- _Aim of the task_:
Every line of the data below is to be retyped exactly.

>>>>>

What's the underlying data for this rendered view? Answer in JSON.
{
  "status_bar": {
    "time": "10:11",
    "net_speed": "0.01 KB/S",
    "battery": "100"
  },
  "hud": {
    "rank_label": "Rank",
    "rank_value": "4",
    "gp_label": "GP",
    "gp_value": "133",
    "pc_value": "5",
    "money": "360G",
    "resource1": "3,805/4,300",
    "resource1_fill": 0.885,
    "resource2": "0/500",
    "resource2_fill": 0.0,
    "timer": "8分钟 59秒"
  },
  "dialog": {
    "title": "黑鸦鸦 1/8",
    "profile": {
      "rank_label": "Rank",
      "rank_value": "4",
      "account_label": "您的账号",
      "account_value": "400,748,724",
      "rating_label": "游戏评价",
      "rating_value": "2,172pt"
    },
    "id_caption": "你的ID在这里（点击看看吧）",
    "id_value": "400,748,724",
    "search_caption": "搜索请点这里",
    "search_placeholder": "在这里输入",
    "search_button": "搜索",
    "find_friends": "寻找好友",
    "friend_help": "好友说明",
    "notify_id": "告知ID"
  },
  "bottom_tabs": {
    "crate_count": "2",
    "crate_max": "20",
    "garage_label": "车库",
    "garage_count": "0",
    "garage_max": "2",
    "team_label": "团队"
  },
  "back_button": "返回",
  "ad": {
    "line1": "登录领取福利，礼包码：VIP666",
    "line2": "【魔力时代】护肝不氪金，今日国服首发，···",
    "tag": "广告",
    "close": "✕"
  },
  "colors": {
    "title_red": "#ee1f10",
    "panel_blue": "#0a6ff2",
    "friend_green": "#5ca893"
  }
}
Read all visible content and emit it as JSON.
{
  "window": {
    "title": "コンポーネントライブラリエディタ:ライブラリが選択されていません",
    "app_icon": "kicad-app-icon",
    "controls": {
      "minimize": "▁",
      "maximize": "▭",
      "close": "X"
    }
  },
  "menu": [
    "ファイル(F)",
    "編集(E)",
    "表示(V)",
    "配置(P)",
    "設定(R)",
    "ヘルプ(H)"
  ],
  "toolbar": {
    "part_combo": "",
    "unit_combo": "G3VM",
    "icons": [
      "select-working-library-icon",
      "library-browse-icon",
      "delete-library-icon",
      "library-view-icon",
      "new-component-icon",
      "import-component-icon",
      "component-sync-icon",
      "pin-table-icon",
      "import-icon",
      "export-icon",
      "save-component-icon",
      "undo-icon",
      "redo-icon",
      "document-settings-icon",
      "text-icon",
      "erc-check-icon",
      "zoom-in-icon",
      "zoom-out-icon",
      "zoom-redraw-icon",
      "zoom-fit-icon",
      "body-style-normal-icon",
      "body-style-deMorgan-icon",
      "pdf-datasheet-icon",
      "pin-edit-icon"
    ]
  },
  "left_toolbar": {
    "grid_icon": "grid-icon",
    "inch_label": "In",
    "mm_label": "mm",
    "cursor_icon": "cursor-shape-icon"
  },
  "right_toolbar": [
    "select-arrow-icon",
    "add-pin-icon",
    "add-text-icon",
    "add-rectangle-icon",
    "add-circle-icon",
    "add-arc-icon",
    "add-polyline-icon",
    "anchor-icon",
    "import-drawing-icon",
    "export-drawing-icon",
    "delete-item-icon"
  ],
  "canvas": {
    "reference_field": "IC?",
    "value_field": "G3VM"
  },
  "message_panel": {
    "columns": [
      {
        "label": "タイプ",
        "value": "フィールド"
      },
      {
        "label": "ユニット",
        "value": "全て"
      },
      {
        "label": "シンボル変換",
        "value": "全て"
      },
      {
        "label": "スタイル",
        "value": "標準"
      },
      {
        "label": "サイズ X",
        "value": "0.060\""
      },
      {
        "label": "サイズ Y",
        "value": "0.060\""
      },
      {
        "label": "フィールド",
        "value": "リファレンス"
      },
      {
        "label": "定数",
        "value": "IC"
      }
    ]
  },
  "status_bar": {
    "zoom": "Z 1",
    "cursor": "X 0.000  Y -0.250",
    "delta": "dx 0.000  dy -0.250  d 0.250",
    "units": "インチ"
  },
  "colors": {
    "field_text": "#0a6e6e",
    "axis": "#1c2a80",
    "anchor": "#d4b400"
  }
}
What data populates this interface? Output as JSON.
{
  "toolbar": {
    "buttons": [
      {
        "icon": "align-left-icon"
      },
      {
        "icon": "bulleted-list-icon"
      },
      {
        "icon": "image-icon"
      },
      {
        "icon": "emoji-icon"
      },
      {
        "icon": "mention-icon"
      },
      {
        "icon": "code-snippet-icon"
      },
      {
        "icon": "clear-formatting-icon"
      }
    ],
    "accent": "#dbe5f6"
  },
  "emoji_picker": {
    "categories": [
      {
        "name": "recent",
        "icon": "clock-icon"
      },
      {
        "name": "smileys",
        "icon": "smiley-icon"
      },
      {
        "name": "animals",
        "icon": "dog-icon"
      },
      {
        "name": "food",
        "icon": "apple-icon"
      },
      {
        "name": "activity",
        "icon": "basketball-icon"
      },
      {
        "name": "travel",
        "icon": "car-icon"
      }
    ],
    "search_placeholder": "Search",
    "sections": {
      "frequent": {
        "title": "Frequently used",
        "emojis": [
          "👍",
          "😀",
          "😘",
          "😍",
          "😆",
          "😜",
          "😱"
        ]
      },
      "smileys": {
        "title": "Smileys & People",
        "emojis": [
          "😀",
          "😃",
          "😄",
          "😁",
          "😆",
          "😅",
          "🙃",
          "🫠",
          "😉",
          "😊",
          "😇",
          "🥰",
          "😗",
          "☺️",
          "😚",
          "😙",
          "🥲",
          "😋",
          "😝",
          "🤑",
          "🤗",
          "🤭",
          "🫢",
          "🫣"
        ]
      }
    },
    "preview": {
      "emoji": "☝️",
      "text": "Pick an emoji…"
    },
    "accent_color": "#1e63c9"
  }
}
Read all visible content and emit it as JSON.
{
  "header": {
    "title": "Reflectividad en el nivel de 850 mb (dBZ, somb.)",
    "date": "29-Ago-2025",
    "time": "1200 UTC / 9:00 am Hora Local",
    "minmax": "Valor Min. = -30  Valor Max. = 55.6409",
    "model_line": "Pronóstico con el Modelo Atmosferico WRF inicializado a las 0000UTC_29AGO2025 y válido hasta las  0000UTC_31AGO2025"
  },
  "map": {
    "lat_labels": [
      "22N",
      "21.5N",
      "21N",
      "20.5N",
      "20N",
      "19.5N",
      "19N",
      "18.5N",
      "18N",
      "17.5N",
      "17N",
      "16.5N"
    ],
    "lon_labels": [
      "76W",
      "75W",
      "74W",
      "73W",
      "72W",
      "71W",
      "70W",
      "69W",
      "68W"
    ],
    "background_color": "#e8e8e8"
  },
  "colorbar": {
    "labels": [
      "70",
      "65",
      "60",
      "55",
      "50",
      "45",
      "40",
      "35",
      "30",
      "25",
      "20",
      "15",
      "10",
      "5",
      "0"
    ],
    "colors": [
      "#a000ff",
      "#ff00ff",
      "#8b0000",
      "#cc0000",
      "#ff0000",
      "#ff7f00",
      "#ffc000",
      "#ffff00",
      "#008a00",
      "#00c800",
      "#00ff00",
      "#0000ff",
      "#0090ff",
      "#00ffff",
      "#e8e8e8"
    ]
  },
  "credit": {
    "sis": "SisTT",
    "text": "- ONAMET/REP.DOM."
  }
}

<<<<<

- _Answer section_:
What's the underlying data for this rendered view? Answer in JSON.
{
  "status_bar": {
    "time": "10:11",
    "net_speed": "0.01 KB/S",
    "battery": "100"
  },
  "hud": {
    "rank_label": "Rank",
    "rank_value": "4",
    "gp_label": "GP",
    "gp_value": "133",
    "pc_value": "5",
    "money": "360G",
    "resource1": "3,805/4,300",
    "resource1_fill": 0.885,
    "resource2": "0/500",
    "resource2_fill": 0.0,
    "timer": "8分钟 59秒"
  },
  "dialog": {
    "title": "黑鸦鸦 1/8",
    "profile": {
      "rank_label": "Rank",
      "rank_value": "4",
      "account_label": "您的账号",
      "account_value": "400,748,724",
      "rating_label": "游戏评价",
      "rating_value": "2,172pt"
    },
    "id_caption": "你的ID在这里（点击看看吧）",
    "id_value": "400,748,724",
    "search_caption": "搜索请点这里",
    "search_placeholder": "在这里输入",
    "search_button": "搜索",
    "find_friends": "寻找好友",
    "friend_help": "好友说明",
    "notify_id": "告知ID"
  },
  "bottom_tabs": {
    "crate_count": "2",
    "crate_max": "20",
    "garage_label": "车库",
    "garage_count": "0",
    "garage_max": "2",
    "team_label": "团队"
  },
  "back_button": "返回",
  "ad": {
    "line1": "登录领取福利，礼包码：VIP666",
    "line2": "【魔力时代】护肝不氪金，今日国服首发，···",
    "tag": "广告",
    "close": "✕"
  },
  "colors": {
    "title_red": "#ee1f10",
    "panel_blue": "#0a6ff2",
    "friend_green": "#5ca893"
  }
}
Read all visible content and emit it as JSON.
{
  "window": {
    "title": "コンポーネントライブラリエディタ:ライブラリが選択されていません",
    "app_icon": "kicad-app-icon",
    "controls": {
      "minimize": "▁",
      "maximize": "▭",
      "close": "X"
    }
  },
  "menu": [
    "ファイル(F)",
    "編集(E)",
    "表示(V)",
    "配置(P)",
    "設定(R)",
    "ヘルプ(H)"
  ],
  "toolbar": {
    "part_combo": "",
    "unit_combo": "G3VM",
    "icons": [
      "select-working-library-icon",
      "library-browse-icon",
      "delete-library-icon",
      "library-view-icon",
      "new-component-icon",
      "import-component-icon",
      "component-sync-icon",
      "pin-table-icon",
      "import-icon",
      "export-icon",
      "save-component-icon",
      "undo-icon",
      "redo-icon",
      "document-settings-icon",
      "text-icon",
      "erc-check-icon",
      "zoom-in-icon",
      "zoom-out-icon",
      "zoom-redraw-icon",
      "zoom-fit-icon",
      "body-style-normal-icon",
      "body-style-deMorgan-icon",
      "pdf-datasheet-icon",
      "pin-edit-icon"
    ]
  },
  "left_toolbar": {
    "grid_icon": "grid-icon",
    "inch_label": "In",
    "mm_label": "mm",
    "cursor_icon": "cursor-shape-icon"
  },
  "right_toolbar": [
    "select-arrow-icon",
    "add-pin-icon",
    "add-text-icon",
    "add-rectangle-icon",
    "add-circle-icon",
    "add-arc-icon",
    "add-polyline-icon",
    "anchor-icon",
    "import-drawing-icon",
    "export-drawing-icon",
    "delete-item-icon"
  ],
  "canvas": {
    "reference_field": "IC?",
    "value_field": "G3VM"
  },
  "message_panel": {
    "columns": [
      {
        "label": "タイプ",
        "value": "フィールド"
      },
      {
        "label": "ユニット",
        "value": "全て"
      },
      {
        "label": "シンボル変換",
        "value": "全て"
      },
      {
        "label": "スタイル",
        "value": "標準"
      },
      {
        "label": "サイズ X",
        "value": "0.060\""
      },
      {
        "label": "サイズ Y",
        "value": "0.060\""
      },
      {
        "label": "フィールド",
        "value": "リファレンス"
      },
      {
        "label": "定数",
        "value": "IC"
      }
    ]
  },
  "status_bar": {
    "zoom": "Z 1",
    "cursor": "X 0.000  Y -0.250",
    "delta": "dx 0.000  dy -0.250  d 0.250",
    "units": "インチ"
  },
  "colors": {
    "field_text": "#0a6e6e",
    "axis": "#1c2a80",
    "anchor": "#d4b400"
  }
}
What data populates this interface? Output as JSON.
{
  "toolbar": {
    "buttons": [
      {
        "icon": "align-left-icon"
      },
      {
        "icon": "bulleted-list-icon"
      },
      {
        "icon": "image-icon"
      },
      {
        "icon": "emoji-icon"
      },
      {
        "icon": "mention-icon"
      },
      {
        "icon": "code-snippet-icon"
      },
      {
        "icon": "clear-formatting-icon"
      }
    ],
    "accent": "#dbe5f6"
  },
  "emoji_picker": {
    "categories": [
      {
        "name": "recent",
        "icon": "clock-icon"
      },
      {
        "name": "smileys",
        "icon": "smiley-icon"
      },
      {
        "name": "animals",
        "icon": "dog-icon"
      },
      {
        "name": "food",
        "icon": "apple-icon"
      },
      {
        "name": "activity",
        "icon": "basketball-icon"
      },
      {
        "name": "travel",
        "icon": "car-icon"
      }
    ],
    "search_placeholder": "Search",
    "sections": {
      "frequent": {
        "title": "Frequently used",
        "emojis": [
          "👍",
          "😀",
          "😘",
          "😍",
          "😆",
          "😜",
          "😱"
        ]
      },
      "smileys": {
        "title": "Smileys & People",
        "emojis": [
          "😀",
          "😃",
          "😄",
          "😁",
          "😆",
          "😅",
          "🙃",
          "🫠",
          "😉",
          "😊",
          "😇",
          "🥰",
          "😗",
          "☺️",
          "😚",
          "😙",
          "🥲",
          "😋",
          "😝",
          "🤑",
          "🤗",
          "🤭",
          "🫢",
          "🫣"
        ]
      }
    },
    "preview": {
      "emoji": "☝️",
      "text": "Pick an emoji…"
    },
    "accent_color": "#1e63c9"
  }
}
Read all visible content and emit it as JSON.
{
  "header": {
    "title": "Reflectividad en el nivel de 850 mb (dBZ, somb.)",
    "date": "29-Ago-2025",
    "time": "1200 UTC / 9:00 am Hora Local",
    "minmax": "Valor Min. = -30  Valor Max. = 55.6409",
    "model_line": "Pronóstico con el Modelo Atmosferico WRF inicializado a las 0000UTC_29AGO2025 y válido hasta las  0000UTC_31AGO2025"
  },
  "map": {
    "lat_labels": [
      "22N",
      "21.5N",
      "21N",
      "20.5N",
      "20N",
      "19.5N",
      "19N",
      "18.5N",
      "18N",
      "17.5N",
      "17N",
      "16.5N"
    ],
    "lon_labels": [
      "76W",
      "75W",
      "74W",
      "73W",
      "72W",
      "71W",
      "70W",
      "69W",
      "68W"
    ],
    "background_color": "#e8e8e8"
  },
  "colorbar": {
    "labels": [
      "70",
      "65",
      "60",
      "55",
      "50",
      "45",
      "40",
      "35",
      "30",
      "25",
      "20",
      "15",
      "10",
      "5",
      "0"
    ],
    "colors": [
      "#a000ff",
      "#ff00ff",
      "#8b0000",
      "#cc0000",
      "#ff0000",
      "#ff7f00",
      "#ffc000",
      "#ffff00",
      "#008a00",
      "#00c800",
      "#00ff00",
      "#0000ff",
      "#0090ff",
      "#00ffff",
      "#e8e8e8"
    ]
  },
  "credit": {
    "sis": "SisTT",
    "text": "- ONAMET/REP.DOM."
  }
}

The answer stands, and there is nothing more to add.